For the first time since the aftermath of 23rd of June, I found myself uplifted yesterday at the prospect of Brexit.
If, like me, you’ve remained glued to the papers and every inch of social media clambering for some understanding of the post-Brexit world, then you’ve probably also been verging on some sort of post-traumatic stress disorder, catatonic with indecision about what to do next. Your only anchor has been a bottle of red wine and Netflix or browsing property prices in far away places, planning your imminent escape.
But after a breakfast meeting of thinkers and campaigners on our food system, hosted by Capco and the Centre for London , I found myself seeing Brexit, not for what it is, but for what it could be: a huge opportunity to reframe and redesign the systems we know aren’t working for the vast majority of people: from our food system, to our finance system and beyond.
Everything is up for grabs. Unlike the 2008 financial crisis, we don’t have to rebuild the house of cards and mask over the flaws anymore.
Consider this scenario with regards to food.

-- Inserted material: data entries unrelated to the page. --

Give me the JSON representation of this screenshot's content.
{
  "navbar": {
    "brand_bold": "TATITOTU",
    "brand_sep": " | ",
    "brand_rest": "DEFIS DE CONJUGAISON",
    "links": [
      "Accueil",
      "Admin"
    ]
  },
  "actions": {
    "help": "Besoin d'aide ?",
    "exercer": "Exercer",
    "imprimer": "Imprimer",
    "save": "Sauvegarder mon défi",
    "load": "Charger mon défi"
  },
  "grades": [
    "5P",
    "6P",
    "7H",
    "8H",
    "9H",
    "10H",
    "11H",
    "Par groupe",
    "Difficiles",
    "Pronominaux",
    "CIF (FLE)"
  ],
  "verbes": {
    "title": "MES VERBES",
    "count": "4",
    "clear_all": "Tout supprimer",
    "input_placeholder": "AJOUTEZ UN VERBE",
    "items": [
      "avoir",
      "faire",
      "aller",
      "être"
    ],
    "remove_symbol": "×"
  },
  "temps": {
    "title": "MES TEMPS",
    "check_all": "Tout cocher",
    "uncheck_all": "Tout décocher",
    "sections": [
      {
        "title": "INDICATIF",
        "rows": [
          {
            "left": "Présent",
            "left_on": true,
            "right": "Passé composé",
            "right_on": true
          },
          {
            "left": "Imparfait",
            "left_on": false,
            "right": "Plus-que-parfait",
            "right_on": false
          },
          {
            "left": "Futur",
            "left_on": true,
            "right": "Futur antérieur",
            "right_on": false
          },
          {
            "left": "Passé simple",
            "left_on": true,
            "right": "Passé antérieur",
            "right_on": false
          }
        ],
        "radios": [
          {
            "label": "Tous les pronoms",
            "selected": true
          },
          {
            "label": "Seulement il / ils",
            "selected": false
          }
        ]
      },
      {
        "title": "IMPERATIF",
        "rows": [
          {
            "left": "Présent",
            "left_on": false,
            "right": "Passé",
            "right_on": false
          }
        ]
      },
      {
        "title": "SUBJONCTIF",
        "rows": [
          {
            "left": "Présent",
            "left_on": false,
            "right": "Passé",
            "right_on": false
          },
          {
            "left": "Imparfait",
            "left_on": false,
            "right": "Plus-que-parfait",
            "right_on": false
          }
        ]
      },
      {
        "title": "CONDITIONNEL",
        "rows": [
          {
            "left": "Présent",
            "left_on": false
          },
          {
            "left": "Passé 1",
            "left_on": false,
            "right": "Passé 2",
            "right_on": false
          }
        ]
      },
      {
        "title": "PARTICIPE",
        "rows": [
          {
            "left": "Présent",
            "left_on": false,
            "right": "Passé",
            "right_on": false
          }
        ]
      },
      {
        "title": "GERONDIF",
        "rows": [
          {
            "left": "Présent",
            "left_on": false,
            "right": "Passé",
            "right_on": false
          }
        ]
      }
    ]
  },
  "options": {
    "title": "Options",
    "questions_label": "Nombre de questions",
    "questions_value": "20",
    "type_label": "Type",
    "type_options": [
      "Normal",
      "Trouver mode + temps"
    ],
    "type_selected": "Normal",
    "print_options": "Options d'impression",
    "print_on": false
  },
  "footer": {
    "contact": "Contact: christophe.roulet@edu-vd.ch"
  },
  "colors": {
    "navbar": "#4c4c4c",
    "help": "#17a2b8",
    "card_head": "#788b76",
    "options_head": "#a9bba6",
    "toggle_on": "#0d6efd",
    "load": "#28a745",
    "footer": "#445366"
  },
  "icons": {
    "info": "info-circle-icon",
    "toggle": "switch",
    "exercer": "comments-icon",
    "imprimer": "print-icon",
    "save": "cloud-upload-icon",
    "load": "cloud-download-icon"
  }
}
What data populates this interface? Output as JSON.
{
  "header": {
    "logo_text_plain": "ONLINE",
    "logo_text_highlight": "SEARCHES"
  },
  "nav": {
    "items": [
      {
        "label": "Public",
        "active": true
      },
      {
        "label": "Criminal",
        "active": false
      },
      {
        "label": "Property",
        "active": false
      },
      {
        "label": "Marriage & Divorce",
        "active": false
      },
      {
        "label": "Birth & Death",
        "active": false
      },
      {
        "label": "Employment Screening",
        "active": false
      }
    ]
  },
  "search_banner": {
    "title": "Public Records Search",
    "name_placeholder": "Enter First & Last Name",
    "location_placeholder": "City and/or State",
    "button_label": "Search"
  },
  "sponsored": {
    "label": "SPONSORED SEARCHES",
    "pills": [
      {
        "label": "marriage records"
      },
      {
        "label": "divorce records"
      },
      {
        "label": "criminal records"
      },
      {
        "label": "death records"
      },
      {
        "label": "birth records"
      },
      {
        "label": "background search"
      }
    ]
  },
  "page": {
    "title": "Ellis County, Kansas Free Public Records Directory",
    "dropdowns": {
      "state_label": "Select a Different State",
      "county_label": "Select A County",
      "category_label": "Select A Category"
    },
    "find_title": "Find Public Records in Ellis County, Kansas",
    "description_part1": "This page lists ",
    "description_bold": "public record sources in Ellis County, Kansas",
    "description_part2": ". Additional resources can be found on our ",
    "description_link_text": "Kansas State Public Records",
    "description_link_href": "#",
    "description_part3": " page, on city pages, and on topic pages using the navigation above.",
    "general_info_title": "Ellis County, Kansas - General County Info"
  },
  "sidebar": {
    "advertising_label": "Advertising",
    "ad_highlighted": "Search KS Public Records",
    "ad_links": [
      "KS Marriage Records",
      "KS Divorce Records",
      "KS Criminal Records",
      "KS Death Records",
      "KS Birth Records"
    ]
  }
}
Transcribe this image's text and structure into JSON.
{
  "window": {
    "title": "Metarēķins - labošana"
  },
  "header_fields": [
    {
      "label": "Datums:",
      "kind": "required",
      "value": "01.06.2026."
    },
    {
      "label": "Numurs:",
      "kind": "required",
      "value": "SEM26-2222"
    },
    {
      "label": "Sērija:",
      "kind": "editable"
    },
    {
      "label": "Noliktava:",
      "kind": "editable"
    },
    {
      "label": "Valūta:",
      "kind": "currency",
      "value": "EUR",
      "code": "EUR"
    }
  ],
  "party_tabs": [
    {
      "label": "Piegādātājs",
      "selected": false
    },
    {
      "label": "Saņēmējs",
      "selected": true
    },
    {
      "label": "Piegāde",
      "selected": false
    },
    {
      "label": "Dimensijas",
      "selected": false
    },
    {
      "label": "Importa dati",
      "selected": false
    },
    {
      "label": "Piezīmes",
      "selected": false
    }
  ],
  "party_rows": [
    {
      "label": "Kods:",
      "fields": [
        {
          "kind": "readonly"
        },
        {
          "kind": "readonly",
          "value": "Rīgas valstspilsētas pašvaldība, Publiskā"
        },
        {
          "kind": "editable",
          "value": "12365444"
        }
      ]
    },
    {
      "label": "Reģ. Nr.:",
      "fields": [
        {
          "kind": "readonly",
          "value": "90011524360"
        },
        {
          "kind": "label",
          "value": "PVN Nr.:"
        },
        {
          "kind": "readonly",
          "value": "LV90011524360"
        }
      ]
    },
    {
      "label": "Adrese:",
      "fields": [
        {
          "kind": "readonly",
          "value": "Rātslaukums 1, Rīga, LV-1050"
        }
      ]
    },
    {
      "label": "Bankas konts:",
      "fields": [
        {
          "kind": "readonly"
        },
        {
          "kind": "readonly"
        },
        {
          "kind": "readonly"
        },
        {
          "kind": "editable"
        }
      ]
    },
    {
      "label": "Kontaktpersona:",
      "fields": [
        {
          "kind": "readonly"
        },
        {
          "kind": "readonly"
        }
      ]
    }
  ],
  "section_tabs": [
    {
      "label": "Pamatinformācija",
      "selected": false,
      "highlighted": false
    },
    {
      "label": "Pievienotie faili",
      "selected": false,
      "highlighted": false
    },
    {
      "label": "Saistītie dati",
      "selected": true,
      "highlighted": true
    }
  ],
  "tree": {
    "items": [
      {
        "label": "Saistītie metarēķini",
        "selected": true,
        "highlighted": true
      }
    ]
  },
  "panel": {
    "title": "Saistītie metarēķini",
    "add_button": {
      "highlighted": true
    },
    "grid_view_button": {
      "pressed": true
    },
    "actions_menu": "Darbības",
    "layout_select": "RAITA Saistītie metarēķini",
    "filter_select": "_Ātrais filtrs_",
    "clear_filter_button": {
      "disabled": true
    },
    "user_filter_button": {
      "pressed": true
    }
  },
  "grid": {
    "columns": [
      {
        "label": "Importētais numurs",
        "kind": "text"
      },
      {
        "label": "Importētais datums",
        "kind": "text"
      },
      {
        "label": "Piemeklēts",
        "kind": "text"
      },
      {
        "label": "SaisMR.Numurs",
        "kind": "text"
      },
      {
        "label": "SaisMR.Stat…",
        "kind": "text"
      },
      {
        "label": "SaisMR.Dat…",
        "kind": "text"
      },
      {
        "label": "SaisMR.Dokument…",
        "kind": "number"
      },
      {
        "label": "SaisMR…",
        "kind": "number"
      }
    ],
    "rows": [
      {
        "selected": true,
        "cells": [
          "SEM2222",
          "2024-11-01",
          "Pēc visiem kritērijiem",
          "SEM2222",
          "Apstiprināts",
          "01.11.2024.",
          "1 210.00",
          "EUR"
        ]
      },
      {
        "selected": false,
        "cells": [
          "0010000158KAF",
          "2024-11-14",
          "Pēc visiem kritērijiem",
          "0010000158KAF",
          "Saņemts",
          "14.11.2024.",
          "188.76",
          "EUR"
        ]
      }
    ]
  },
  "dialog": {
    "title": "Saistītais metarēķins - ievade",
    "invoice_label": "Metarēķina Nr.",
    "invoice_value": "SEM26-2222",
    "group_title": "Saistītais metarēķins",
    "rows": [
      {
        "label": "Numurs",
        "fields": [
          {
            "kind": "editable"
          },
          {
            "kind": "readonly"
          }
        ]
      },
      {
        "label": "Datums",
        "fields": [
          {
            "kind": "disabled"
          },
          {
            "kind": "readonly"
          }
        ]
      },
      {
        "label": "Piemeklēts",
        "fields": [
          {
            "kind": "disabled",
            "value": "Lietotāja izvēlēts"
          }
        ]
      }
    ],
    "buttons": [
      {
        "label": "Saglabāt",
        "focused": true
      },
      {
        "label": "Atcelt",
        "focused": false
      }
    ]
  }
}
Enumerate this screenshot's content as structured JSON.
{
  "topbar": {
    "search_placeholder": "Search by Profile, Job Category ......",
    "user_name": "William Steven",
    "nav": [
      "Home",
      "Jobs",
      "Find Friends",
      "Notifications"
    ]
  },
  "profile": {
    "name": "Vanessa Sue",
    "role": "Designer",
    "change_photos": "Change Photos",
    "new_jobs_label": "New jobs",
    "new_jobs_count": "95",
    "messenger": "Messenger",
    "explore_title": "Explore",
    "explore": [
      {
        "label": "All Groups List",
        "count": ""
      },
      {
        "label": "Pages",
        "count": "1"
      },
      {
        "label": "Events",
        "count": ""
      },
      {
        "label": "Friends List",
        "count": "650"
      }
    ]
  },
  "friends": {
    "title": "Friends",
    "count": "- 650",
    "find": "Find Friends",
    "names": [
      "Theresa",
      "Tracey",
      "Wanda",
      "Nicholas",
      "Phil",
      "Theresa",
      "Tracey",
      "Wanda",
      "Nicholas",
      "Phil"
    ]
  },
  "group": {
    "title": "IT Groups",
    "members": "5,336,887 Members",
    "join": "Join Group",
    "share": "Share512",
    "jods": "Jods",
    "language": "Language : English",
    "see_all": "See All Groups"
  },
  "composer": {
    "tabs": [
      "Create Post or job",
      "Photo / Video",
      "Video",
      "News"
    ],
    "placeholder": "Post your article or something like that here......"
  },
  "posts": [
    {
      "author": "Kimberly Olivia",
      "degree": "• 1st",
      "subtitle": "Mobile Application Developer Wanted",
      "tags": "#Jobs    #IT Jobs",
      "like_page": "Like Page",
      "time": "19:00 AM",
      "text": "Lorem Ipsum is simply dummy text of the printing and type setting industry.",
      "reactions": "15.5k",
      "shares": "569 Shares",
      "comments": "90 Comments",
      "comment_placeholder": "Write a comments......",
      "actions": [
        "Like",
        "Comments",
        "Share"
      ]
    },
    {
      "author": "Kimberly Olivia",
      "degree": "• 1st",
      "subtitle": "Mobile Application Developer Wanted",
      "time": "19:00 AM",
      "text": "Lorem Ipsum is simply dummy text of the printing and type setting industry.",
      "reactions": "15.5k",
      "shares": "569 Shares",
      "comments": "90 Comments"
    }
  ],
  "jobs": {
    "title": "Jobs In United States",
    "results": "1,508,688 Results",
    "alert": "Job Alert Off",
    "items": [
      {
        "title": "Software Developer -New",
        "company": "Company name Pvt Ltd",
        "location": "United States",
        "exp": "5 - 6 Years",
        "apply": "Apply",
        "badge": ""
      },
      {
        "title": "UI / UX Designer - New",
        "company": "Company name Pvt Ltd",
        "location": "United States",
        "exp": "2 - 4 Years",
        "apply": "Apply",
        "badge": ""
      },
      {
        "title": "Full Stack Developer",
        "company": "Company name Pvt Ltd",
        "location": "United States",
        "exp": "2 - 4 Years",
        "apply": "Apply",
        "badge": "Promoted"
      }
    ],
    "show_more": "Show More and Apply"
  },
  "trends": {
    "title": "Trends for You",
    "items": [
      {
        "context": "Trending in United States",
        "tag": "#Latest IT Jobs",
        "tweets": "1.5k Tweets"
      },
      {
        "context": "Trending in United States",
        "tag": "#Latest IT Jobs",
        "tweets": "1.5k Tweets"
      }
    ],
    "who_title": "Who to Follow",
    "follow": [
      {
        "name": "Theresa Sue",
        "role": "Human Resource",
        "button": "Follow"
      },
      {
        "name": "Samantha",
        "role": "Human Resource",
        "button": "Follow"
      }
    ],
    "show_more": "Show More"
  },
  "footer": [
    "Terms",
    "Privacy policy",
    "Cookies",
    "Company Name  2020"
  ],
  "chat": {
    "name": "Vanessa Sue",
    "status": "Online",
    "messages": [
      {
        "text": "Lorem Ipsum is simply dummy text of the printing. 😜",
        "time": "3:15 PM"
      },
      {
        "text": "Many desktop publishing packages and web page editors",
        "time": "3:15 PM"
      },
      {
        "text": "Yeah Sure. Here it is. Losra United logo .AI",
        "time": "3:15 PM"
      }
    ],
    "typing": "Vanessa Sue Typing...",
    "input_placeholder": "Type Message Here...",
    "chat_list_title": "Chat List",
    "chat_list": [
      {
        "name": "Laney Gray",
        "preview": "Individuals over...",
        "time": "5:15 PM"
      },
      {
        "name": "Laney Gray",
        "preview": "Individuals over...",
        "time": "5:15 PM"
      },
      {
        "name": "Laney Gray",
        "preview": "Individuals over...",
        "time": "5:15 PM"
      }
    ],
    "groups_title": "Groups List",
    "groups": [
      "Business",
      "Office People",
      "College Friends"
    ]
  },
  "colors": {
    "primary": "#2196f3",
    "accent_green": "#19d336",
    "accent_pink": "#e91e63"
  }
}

Professor Tim Lang wrote a hugely insightful paper that highlighted what would happen with the UK’s food system in the event of Brexit. Food prices would rise (they already are as a result of a falling pound); migration would lead to a shortage of workers, both on farms and in restaurants; farmers would see subsidies slashed with the loss of the Common Agricultural Policy; food-related health issues, such as diabetes, (which cost our economy dearly), would be on the rise, as access to affordable, healthy foods could diminish. Think of how much of our fresh food comes from southern Europe. The list goes on, and its not a pretty picture.
Our food system has long suffered problems around inequality, where there is a clear divide between the haves and the have-nots, where the big companies seem to have all the control, and the rest – farmers, consumers – have none. You can read about some of this in these fantastic essays. Under the doomsday Brexit scenario, things only get worse.
But consider an alternative scenario. All regions of the country – including London – will be looking for greater devolution of powers to bring more responsibility for things that matter to bear locally. Brexit was, in part, a backlash against power that was considered too remote and too elite. What better opportunity to reimagine how our important systems, like food, can present different outcomes?
If London, for example, had more powers over its food policy – from how and where food is grown to how it’s distributed; being able to incentivise producers and providers of healthy food; consider migration needs to meet a bustling food sector; or more policy levers to tackle food waste and carbon impact. Devolution of food policy could actually bring bring greater equity, healthy diets, and a more democratic food system.
Brexit is the opportunity to throw what we have up in the air and start over, whether it’s with our food system or another sector. It forces renegotiation of standards, trade rules and our governance.
Where do companies stand in all of this? In the aftermath of the financial crisis in 2008, I know of many in the private sector felt powerless. They watched the memes of the Occupy movement and agreed that our system of laissez-faire capitalism wasn’t delivering for the poorest. But they failed to act, instead fighting fires of a depressed economy – pushing costs down, laying people off, creating zero-hour contracts. So, 8 years later, we’re left with an even more vulnerable population, clearly divided with little hope.
With Brexit, however, this choice is with us again. Companies can take the short-term easy way; cut costs, keep business as usual and cross fingers that they’ll survive. Or they can see how we can redefine a social contract between business and society. Regardless of what happens politically in the coming weeks and months, let’s reimagine the role of companies in providing people with meaningful work; let’s reduce income inequality; and build a more cooperative, localised future that shares the spoils.
While my initial reaction to Brexit was also one of powerlessness and despair, I can now see an alternative. Right now, while every company will of course be drawing up their Plan B’s, they could also be looking more deeply. Every company should be having a conversation with their employees about how Brexit can be an opportunity to build a better and more inclusive economy, and laying out ideas for what they can do to get there – as individuals, as departments, as companies, as sectors.
This should, in fact, be our Plan A – because there really is no other choice. Creativity emerges out of crises. I’m bored of Netflix now. Let’s harness this crisis for the better, and get on with it.
Deborah is a campaigner, writer and former Director of the World Development Movement. She blogs for The Guardian and is a partner at Jericho Chambers.